The Trump administration warned states and health care providers not to discriminate against people with disabilities as Coronavirus spreads. In a bulletin issued March 28th, the U.S. Department of Health and Human Services’ Office for Civil Rights said that the Americans with Disabilities Act, Section 504 of the Rehabilitation Act and other laws prohibiting discrimination in federally-funded health programs remain in effect.
“As such, persons with disabilities should not be denied medical care on the basis of stereotypes, assessments of quality of life, or judgments about a person’s relative ‘worth’ based on the presence or absence of disabilities. Decisions by covered entities concerning whether an individual is a candidate for treatment should be based on an individualized assessment of the patient based on the best available objective medical evidence.”Civil Rights, HIPAA, and the Coronavirus Disease 2019, Office for Civil Rights – U.S. Depart of Health and Human Services (HHS)
Fight for Your Rights
This knowledge is critical if you find yourself advocating for the continuing care of your loved one and to protect s/he against discrimination. With increasing focus on a doctor’s prerogative to ration care to patients with the greatest chance of survival, you need to be armed with every argument at your disposal to fight for equal care. My experience is that the last thing most doctors want to do is ration care but the situation is so severe in some geographies that they may have no choice. When asked what people should do to be prepared for a hospital stay, a New York City doctor said the number one thing is to be prepared for end-of-life discussions.

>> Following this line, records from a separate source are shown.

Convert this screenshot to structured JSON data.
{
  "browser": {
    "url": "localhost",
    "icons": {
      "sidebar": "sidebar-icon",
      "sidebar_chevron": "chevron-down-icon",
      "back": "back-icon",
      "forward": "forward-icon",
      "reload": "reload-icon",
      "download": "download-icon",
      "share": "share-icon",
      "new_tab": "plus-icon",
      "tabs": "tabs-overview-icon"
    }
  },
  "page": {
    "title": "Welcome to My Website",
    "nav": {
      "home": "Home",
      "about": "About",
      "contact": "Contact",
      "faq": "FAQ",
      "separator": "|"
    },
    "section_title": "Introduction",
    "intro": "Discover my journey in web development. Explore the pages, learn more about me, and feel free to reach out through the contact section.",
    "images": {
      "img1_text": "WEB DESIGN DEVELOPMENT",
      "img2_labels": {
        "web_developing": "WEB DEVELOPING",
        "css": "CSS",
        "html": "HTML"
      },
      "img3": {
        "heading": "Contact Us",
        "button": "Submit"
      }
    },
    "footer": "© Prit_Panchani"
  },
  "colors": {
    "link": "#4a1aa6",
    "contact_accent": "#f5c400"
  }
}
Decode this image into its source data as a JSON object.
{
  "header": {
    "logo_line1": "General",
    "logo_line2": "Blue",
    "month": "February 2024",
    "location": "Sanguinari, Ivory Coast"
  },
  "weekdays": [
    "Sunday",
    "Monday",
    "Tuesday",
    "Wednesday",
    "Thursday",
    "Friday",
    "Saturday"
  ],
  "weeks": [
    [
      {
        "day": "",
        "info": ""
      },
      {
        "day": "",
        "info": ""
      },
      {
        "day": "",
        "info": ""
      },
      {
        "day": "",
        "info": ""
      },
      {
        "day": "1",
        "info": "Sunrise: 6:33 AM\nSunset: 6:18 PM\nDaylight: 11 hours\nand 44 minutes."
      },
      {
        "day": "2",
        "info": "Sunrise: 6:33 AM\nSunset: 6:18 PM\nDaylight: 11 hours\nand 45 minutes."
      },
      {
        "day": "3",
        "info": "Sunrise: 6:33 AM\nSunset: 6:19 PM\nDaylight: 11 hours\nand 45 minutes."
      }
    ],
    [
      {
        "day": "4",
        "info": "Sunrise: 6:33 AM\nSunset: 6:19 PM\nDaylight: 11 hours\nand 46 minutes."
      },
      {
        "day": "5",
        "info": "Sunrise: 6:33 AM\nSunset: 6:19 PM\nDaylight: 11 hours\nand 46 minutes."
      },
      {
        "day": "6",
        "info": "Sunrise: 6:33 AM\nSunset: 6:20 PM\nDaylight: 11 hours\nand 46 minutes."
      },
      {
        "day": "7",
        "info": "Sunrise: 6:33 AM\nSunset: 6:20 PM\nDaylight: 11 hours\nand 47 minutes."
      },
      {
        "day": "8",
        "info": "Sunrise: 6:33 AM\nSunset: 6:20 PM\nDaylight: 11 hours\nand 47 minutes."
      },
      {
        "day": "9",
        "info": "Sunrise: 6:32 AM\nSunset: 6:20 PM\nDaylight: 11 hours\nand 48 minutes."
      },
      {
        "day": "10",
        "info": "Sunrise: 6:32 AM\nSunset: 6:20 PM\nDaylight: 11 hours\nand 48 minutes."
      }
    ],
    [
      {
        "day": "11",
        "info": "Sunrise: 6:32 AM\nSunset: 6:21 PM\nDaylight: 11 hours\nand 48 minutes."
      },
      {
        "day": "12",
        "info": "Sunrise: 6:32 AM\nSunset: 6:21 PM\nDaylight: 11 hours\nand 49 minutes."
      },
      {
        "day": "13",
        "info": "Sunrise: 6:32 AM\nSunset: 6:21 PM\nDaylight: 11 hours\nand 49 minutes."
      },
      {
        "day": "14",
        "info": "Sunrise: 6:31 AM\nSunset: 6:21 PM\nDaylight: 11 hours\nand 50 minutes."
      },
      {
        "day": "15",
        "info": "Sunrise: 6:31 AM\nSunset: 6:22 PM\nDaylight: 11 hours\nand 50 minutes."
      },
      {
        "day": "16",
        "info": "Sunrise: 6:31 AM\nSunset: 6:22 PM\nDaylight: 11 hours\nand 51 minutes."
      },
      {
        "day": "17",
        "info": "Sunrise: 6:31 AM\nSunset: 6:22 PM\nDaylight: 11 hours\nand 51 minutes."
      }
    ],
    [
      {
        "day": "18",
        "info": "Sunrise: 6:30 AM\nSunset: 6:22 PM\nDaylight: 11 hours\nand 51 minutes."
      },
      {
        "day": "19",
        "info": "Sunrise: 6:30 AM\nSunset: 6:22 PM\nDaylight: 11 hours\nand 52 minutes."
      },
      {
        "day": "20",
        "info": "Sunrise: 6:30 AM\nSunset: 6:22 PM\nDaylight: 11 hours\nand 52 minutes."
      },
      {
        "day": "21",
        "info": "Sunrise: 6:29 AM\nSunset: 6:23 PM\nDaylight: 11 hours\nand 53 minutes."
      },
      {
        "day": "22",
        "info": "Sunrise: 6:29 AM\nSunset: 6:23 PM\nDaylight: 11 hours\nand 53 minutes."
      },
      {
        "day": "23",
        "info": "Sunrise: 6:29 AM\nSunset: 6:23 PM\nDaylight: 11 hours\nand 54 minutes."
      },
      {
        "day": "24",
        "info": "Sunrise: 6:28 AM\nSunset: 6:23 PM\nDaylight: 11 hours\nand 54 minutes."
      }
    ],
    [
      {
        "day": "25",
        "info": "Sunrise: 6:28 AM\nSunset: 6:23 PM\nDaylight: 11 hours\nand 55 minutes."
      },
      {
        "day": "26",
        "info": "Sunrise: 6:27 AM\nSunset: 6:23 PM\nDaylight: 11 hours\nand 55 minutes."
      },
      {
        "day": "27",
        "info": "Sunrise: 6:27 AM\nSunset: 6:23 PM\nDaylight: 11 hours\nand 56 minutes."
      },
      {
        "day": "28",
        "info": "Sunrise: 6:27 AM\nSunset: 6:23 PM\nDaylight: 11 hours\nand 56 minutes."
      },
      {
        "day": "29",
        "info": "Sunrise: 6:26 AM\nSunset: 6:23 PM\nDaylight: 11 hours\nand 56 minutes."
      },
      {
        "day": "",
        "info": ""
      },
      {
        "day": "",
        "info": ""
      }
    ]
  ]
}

Most states have some form of Office of Health Care Advocate that may help educate you on rules in your geography and, in some cases, directly advocate for your needs. A Google search for “disability covid-19” returns many country and state-specific resources. Look at your particular situation, learn about your rights, gather any paperwork you need such as a living will, etc., and be prepared to make hard decisions and fight if needed.
Clearly, this is a difficult topic that can’t be adequately covered in a single post, so please leave me a comment or send me an email about your concerns and I’ll try to recommend resources to assist you.